:: RECORDS FOR THE EXERCISE

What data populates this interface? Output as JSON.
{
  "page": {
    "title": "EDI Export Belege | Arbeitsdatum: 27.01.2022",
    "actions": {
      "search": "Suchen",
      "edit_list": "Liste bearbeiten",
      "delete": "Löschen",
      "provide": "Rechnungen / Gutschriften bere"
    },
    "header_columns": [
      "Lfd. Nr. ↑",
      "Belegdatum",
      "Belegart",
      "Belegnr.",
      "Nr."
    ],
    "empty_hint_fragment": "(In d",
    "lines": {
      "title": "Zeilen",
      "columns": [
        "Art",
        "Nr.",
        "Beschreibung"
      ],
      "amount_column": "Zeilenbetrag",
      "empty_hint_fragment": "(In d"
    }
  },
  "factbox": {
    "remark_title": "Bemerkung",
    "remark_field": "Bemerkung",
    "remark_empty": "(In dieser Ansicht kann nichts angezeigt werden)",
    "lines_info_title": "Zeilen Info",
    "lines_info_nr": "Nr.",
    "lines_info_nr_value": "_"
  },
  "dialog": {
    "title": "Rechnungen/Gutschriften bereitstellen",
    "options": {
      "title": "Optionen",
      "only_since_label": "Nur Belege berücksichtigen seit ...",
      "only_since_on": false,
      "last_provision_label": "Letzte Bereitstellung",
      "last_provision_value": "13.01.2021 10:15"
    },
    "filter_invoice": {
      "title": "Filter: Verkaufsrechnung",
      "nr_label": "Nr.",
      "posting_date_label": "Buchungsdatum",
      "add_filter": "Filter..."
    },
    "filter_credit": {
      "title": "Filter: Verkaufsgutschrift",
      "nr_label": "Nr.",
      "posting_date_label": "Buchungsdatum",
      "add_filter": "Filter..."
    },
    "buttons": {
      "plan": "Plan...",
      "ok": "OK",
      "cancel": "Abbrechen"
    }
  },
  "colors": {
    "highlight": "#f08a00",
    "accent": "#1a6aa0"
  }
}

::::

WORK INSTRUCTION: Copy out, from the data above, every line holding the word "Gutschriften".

FINISHED TASK:
      "provide": "Rechnungen / Gutschriften bere"
    "title": "Rechnungen/Gutschriften bereitstellen",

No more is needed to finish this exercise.